The effort to melt down Charlottesville’s statue of Confederate Gen. Robert E. Lee and construct new public art out of its remains is progressing despite legal challenges.
After several delays, a judge last Friday dismissed two of the three complaints in the lawsuit surrounding the disposition of the public art lodged by would-be bidders on the statue.
After Lee was removed in July 2021, in the wake of the fatal Unite the Right rally-turned-riot on Aug. 12, 2017, in downtown Charlottesville, City Council opted to give the statue to the local Jefferson School African American Heritage Center, which proposed the project to transform the bronze into something new, something meaningful and something far less controversial that a tribute to a slaveholder who led a rebellion against the United States. The group christened the project Swords Into Plowshares.
Two weeks after councilors agreed to give the statue to the Jefferson School in December 2021, the Ratcliffe Foundation of Tazewell and the Trevilian Station Battlefield Foundation of Louisa County joined forces to sue, arguing the city had unlawfully overlooked their bids for the work of art.
Since then, the Ratcliffe Foundation has already had to drop out of the case against the city. Now, the court has determined that the complaints made by the remaining party, the Trevilian Station Battlefield Foundation, regarding war memorials and public contracts lack standing.

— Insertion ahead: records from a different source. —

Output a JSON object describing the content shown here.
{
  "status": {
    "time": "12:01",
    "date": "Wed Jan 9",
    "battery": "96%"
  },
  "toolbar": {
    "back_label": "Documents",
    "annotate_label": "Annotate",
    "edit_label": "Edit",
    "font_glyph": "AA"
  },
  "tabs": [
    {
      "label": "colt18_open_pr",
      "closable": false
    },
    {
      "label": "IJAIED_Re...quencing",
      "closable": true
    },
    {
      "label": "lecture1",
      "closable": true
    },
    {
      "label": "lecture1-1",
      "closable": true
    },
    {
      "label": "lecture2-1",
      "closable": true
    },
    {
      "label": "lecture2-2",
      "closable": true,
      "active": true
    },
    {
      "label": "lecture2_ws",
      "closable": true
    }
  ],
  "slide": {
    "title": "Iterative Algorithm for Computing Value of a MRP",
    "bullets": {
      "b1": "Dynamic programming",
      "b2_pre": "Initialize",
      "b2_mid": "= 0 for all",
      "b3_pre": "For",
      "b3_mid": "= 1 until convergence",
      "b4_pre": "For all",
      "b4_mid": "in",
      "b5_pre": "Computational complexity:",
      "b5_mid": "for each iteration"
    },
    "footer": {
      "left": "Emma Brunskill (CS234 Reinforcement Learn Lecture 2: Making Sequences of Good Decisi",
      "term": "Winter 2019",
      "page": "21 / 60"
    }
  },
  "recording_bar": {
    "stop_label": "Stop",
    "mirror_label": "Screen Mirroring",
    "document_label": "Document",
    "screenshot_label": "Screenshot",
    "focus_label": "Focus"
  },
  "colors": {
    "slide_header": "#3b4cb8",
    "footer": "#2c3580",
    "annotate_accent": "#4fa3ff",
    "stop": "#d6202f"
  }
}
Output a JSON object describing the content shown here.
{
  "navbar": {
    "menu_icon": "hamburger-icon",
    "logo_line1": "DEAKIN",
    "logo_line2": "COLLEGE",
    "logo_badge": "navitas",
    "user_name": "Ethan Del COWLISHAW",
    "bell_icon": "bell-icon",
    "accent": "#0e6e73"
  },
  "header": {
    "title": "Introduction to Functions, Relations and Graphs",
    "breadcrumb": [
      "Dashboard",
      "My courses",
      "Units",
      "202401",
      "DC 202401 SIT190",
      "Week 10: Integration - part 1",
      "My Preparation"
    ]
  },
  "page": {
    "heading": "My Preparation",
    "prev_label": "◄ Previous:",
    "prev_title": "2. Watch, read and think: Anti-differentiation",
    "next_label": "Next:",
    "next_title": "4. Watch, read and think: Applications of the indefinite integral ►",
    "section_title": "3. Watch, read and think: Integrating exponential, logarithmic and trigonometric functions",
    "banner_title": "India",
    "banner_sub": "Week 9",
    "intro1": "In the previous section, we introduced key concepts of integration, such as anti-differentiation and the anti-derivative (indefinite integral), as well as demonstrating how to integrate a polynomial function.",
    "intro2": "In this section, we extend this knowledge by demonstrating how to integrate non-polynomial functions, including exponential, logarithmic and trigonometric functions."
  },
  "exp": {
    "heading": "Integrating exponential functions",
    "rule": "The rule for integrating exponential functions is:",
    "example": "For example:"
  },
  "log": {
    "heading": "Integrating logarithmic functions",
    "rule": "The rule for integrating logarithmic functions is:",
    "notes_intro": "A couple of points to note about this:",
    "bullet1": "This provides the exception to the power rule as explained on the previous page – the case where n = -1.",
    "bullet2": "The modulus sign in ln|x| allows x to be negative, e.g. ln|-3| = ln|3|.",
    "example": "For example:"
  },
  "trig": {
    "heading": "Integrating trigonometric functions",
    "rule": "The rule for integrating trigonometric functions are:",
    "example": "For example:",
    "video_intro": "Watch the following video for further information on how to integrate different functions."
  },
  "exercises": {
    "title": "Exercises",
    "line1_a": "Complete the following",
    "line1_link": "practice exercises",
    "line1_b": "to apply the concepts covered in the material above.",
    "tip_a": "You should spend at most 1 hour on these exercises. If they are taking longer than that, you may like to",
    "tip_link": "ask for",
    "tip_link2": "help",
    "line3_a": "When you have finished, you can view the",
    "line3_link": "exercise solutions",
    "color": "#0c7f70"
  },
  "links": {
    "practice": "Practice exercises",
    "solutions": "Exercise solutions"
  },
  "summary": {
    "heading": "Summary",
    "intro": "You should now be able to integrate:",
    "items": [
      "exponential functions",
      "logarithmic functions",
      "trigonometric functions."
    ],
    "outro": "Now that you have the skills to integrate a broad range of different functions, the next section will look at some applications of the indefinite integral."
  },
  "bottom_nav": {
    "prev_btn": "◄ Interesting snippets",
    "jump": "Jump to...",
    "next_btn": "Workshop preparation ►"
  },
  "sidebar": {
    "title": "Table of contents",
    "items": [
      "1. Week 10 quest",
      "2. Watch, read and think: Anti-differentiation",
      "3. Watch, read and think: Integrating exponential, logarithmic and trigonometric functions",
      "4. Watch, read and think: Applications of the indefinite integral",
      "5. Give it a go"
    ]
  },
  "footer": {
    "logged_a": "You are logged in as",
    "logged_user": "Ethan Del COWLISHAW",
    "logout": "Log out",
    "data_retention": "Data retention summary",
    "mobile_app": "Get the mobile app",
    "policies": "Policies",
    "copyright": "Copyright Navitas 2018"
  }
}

A complaint alleging a violation of the Freedom of Information Act will proceed to trial, however.
Christopher Tate, the attorney representing the Jefferson School, expressed confidence regarding the disposition of the remaining charge, saying that his clients are not overly concerned. He said he believes that the court will ultimately rule in their favor.
"This decision is a major step forward in resolving this lamentable and baseless lawsuit," Tate said in a Monday statement. "With only a FOIA claim remaining in the case, we anticipate further motions will result in the dismissal of the Center as a party, and judgment in our favor. We look forward to making those arguments, and remain committed to the Swords into Plowshares project.”
Charlottesville Mayor Lloyd Snook did not immediately return a request for comment from The Daily Progress.
The Ratcliffe Foundation, which had been the other plaintiff in the case, voluntarily withdrew its complaints in June after it was found it no longer legally existed due to not filing the correct paperwork.
The group said it had wanted to place Lee and other cast-off statues on a sprawling tract it owns in Russell County, near the southwest tip of Virginia, and establish a "Southwest Historic Monuments Trail."
Despite the foundations’ recent losses in court, legal analyst David Heilberg has cautioned that he is not convinced that the latest rulings have dealt a mortal blow to the litigation.
Heilberg told The Daily Progress in May that Virginia law allows a plaintiff to “nonsuit,” to dump its initial lawsuit when it hits a roadblock such as this and then refile it.
“As long as they haven’t nonsuited before, they can drop the entire lawsuit, and bring it back within six months,” Heilberg said. “But they only get to do that once.”